(demo) $ pip list
...

Checking for vulnerabilities in your virtual environment

Possibly one of the best features is the ability to check for vulnerabilities.

➜ pipenv check
Checking PEP 508 requirements…
Passed!
Checking installed package safety…
All good!

We have no vulnerabilities in our python virtual environment. That’s a good thing. Let’s try to add one.

➜ pipenv install 'django==2.1'
➜ pipenv check
Checking PEP 508 requirements…
Passed!
Checking installed package safety…
36883: django <2.1.6,>=2.1.0 resolved (2.1 installed)!
Django 2.1.x before 2.1.6  allows Uncontrolled Memory Consumption via a malicious attacker-supplied value to the django.utils.numberformat.format() function.

36522: django <2.1.2,>=2.1 resolved (2.1 installed)!
An issue was discovered in Django 2.1 before 2.1.2, in which unprivileged users can read the password hashes of arbitrary accounts. The read-only password widget used by the Django Admin to display an obfuscated password hash was bypassed if a user has only the "view" permission (new in Django 2.1), resulting in display of the entire password hash to those users. This may result in a vulnerability for sites with legacy user accounts using insecure hashes.

36517: django <2.1.2,>=2.1.0 resolved (2.1 installed)!
django before 2.1.2 fixes a security bug in 2.1.x. 
If an admin user has the change permission to the user model, only part of the
password hash is displayed in the change form. Admin users with the view (but
not change) permission to the user model were displayed the entire hash.

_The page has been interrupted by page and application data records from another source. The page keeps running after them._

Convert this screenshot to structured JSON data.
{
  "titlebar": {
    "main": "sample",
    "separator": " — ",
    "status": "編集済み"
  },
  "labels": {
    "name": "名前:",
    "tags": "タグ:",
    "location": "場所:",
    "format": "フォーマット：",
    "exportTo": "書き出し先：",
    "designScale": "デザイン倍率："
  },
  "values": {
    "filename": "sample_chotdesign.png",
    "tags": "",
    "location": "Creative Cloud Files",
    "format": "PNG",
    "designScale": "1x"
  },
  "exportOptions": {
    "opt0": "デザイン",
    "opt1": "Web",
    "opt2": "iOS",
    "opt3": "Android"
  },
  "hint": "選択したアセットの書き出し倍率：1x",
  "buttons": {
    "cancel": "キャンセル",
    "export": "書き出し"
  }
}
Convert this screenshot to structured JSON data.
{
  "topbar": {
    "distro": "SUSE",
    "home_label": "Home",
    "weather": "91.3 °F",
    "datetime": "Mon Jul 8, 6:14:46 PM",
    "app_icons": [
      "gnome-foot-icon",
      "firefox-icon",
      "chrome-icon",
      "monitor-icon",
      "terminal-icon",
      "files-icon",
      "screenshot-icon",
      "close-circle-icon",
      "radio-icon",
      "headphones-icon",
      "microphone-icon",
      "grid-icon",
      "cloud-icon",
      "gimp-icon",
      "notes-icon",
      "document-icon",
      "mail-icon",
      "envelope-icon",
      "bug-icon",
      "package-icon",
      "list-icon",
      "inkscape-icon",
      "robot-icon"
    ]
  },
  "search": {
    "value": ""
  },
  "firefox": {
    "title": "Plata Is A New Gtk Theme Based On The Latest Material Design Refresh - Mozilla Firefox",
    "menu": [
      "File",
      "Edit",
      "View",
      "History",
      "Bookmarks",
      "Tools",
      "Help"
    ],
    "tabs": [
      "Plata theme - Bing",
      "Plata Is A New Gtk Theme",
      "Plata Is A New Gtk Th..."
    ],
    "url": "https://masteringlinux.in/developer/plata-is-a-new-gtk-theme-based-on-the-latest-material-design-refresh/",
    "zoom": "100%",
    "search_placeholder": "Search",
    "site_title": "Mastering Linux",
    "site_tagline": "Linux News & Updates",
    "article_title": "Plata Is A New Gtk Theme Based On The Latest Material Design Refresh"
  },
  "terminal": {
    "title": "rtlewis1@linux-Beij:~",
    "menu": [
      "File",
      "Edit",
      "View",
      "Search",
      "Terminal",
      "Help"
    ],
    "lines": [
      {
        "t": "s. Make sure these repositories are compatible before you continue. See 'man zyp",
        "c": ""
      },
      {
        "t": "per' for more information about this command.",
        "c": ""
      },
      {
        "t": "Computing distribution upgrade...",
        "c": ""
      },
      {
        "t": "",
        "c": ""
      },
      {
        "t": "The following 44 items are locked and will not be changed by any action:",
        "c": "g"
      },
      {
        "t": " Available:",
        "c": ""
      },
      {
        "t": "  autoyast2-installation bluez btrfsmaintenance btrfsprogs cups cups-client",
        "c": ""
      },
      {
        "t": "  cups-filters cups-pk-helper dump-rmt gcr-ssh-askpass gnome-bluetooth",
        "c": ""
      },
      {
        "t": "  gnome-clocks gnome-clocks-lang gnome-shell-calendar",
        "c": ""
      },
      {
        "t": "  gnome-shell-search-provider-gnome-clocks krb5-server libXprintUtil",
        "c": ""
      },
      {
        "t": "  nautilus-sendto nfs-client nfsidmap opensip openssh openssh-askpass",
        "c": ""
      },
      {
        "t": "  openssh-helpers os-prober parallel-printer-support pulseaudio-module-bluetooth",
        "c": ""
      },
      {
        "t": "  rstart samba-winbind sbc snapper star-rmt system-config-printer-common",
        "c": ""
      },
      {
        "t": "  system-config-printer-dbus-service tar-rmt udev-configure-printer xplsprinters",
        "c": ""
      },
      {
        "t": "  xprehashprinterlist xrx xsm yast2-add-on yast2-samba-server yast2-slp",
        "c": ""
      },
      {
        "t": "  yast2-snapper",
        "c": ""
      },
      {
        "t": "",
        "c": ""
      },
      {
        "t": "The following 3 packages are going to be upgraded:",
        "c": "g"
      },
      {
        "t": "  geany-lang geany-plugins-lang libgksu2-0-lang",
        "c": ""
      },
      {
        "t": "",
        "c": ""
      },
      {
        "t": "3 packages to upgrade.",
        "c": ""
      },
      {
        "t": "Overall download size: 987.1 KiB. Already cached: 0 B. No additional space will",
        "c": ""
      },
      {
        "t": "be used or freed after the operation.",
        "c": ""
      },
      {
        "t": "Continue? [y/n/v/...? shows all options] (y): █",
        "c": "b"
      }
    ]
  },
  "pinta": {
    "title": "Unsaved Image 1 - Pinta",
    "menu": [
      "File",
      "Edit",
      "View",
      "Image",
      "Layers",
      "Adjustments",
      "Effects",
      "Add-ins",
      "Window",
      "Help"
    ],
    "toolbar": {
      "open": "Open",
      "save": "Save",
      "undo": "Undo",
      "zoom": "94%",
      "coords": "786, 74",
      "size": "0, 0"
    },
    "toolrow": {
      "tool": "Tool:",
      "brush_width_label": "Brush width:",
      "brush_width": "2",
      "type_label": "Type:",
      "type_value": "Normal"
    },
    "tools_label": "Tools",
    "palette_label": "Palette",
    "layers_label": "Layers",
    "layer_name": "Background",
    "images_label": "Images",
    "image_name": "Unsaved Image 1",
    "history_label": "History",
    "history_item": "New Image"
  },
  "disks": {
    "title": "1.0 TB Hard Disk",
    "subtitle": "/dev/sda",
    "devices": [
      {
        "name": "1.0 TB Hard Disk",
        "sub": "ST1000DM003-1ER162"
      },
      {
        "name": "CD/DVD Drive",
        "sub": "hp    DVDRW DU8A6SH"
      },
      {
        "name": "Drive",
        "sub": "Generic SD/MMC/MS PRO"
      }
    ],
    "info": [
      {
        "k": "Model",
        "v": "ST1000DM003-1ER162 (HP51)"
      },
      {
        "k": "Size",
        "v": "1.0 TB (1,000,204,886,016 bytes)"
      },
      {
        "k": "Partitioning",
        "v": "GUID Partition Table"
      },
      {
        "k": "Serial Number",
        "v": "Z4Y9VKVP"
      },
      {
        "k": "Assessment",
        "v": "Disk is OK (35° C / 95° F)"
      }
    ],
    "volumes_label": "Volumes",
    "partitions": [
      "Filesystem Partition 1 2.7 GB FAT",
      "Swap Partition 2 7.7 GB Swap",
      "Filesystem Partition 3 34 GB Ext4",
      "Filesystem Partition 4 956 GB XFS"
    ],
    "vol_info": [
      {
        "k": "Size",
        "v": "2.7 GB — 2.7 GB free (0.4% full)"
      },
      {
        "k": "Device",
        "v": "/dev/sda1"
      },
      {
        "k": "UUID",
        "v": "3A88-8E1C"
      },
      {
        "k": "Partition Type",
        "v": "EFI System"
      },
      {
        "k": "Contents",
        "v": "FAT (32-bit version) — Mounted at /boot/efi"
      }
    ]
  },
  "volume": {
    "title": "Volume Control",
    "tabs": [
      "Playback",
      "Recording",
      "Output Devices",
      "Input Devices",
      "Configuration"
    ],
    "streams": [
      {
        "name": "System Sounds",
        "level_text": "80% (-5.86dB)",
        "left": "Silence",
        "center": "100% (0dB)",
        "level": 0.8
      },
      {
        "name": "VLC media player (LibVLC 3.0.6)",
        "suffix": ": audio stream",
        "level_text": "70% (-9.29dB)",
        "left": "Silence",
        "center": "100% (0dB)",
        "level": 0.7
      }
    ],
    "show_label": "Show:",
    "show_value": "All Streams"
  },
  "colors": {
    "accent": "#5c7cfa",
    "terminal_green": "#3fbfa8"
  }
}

WHOAH! Don’t install Django 2.1. Luckily it was fixed, let’s update it.

➜ pipenv update django
Locking [dev-packages] dependencies…
Locking [packages] dependencies…
✔ Success! 
Updated Pipfile.lock (9d4a23)!
Installing dependencies from Pipfile.lock (9d4a23)…
  🐍   ▉▉▉▉▉▉▉▉▉▉▉▉▉▉▉▉▉▉▉▉▉▉▉▉▉▉▉▉▉▉▉▉ 11/11 — 00:00:01
All dependencies are now up-to-date!

➜ pip list            
Package    Version
---------- -------
...  
Django     2.1    
...

Wait why is the old version installed? This is GOOD! Why? It means that our setup is idempotent. Why? It didn’t work because we pinned version “2.1” of Django. So we should unpin that in the Pipfile by changing the version to "*". We should now be able to have the expected outcome.

➜ pipenv install            
Pipfile.lock (10cb8d) out of date, updating to (9d4a23)…
Locking [dev-packages] dependencies…
Locking [packages] dependencies…
✔ Success! 
Updated Pipfile.lock (10cb8d)!
Installing dependencies from Pipfile.lock (10cb8d)…
  🐍   ▉▉▉▉▉▉▉▉▉▉▉▉▉▉▉▉▉▉▉▉▉▉▉▉▉▉▉▉▉▉▉▉ 12/12 — 00:00:04

➜ pip list      
Package    Version
---------- -------
...  
Django     2.2.2  
...

Conclusion

Pyenv and Pipenv make it much easier to keep your python virtual environment and versions in check. You can now make your environments consistently deployable across systems. Python has a history of being a headache when it comes to consistently installing requirements across systems. Using these tools will help you focus more on your actual code.

Unfortunately, Pipenv isn’t geared towards those making libraries to be uploaded to pypi which still requires setup.py. Hopefully, in the future, they will find a way to update the packaging system with these too

How do you manage your environments and dependencies in Python?